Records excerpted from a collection
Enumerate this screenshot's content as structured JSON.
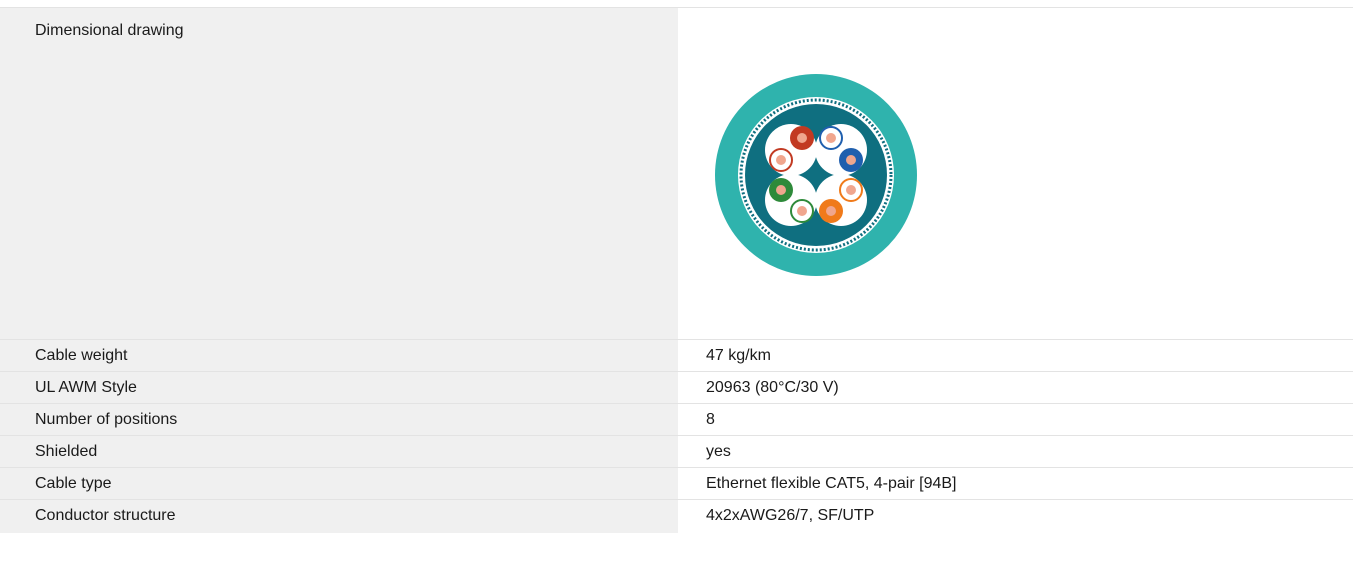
{
  "rows": [
    {
      "label": "Dimensional drawing",
      "value": ""
    },
    {
      "label": "Cable weight",
      "value": "47 kg/km"
    },
    {
      "label": "UL AWM Style",
      "value": "20963 (80°C/30 V)"
    },
    {
      "label": "Number of positions",
      "value": "8"
    },
    {
      "label": "Shielded",
      "value": "yes"
    },
    {
      "label": "Cable type",
      "value": "Ethernet flexible CAT5, 4-pair [94B]"
    },
    {
      "label": "Conductor structure",
      "value": "4x2xAWG26/7, SF/UTP"
    }
  ],
  "drawing": {
    "image": "cable-cross-section-image",
    "colors": {
      "jacket": "#2fb3ad",
      "inner": "#0f6f80",
      "pair_red": "#c23a22",
      "pair_blue": "#1f5fae",
      "pair_green": "#2e8a3a",
      "pair_orange": "#f07a1a",
      "copper": "#f0a68e"
    }
  }
}
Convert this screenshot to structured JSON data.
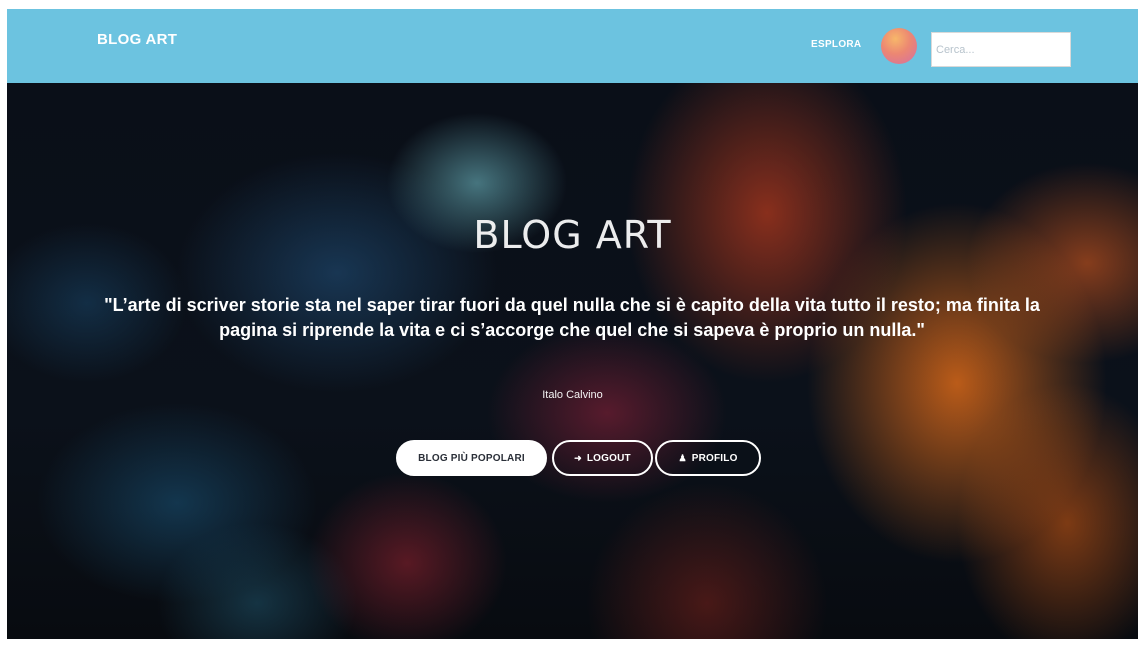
{
  "navbar": {
    "brand": "BLOG ART",
    "explore_label": "ESPLORA",
    "search_placeholder": "Cerca..."
  },
  "hero": {
    "title": "BLOG ART",
    "quote": "\"L’arte di scriver storie sta nel saper tirar fuori da quel nulla che si è capito della vita tutto il resto; ma finita la pagina si riprende la vita e ci s’accorge che quel che si sapeva è proprio un nulla.\"",
    "author": "Italo Calvino"
  },
  "buttons": {
    "popular_label": "BLOG PIÙ POPOLARI",
    "logout_label": "LOGOUT",
    "logout_icon": "➜",
    "profile_label": "PROFILO",
    "profile_icon": "♟"
  },
  "colors": {
    "navbar": "#6cc3e0",
    "hero_dark": "#0b0e14",
    "button_light": "#ffffff",
    "text": "#ffffff"
  }
}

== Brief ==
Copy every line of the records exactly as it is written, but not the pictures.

== Written solution ==
Enumerate this screenshot's content as structured JSON.
{
  "rows": [
    {
      "label": "Dimensional drawing",
      "value": ""
    },
    {
      "label": "Cable weight",
      "value": "47 kg/km"
    },
    {
      "label": "UL AWM Style",
      "value": "20963 (80°C/30 V)"
    },
    {
      "label": "Number of positions",
      "value": "8"
    },
    {
      "label": "Shielded",
      "value": "yes"
    },
    {
      "label": "Cable type",
      "value": "Ethernet flexible CAT5, 4-pair [94B]"
    },
    {
      "label": "Conductor structure",
      "value": "4x2xAWG26/7, SF/UTP"
    }
  ],
  "drawing": {
    "image": "cable-cross-section-image",
    "colors": {
      "jacket": "#2fb3ad",
      "inner": "#0f6f80",
      "pair_red": "#c23a22",
      "pair_blue": "#1f5fae",
      "pair_green": "#2e8a3a",
      "pair_orange": "#f07a1a",
      "copper": "#f0a68e"
    }
  }
}
Convert this screenshot to structured JSON data.
{
  "navbar": {
    "brand": "BLOG ART",
    "explore_label": "ESPLORA",
    "search_placeholder": "Cerca..."
  },
  "hero": {
    "title": "BLOG ART",
    "quote": "\"L’arte di scriver storie sta nel saper tirar fuori da quel nulla che si è capito della vita tutto il resto; ma finita la pagina si riprende la vita e ci s’accorge che quel che si sapeva è proprio un nulla.\"",
    "author": "Italo Calvino"
  },
  "buttons": {
    "popular_label": "BLOG PIÙ POPOLARI",
    "logout_label": "LOGOUT",
    "logout_icon": "➜",
    "profile_label": "PROFILO",
    "profile_icon": "♟"
  },
  "colors": {
    "navbar": "#6cc3e0",
    "hero_dark": "#0b0e14",
    "button_light": "#ffffff",
    "text": "#ffffff"
  }
}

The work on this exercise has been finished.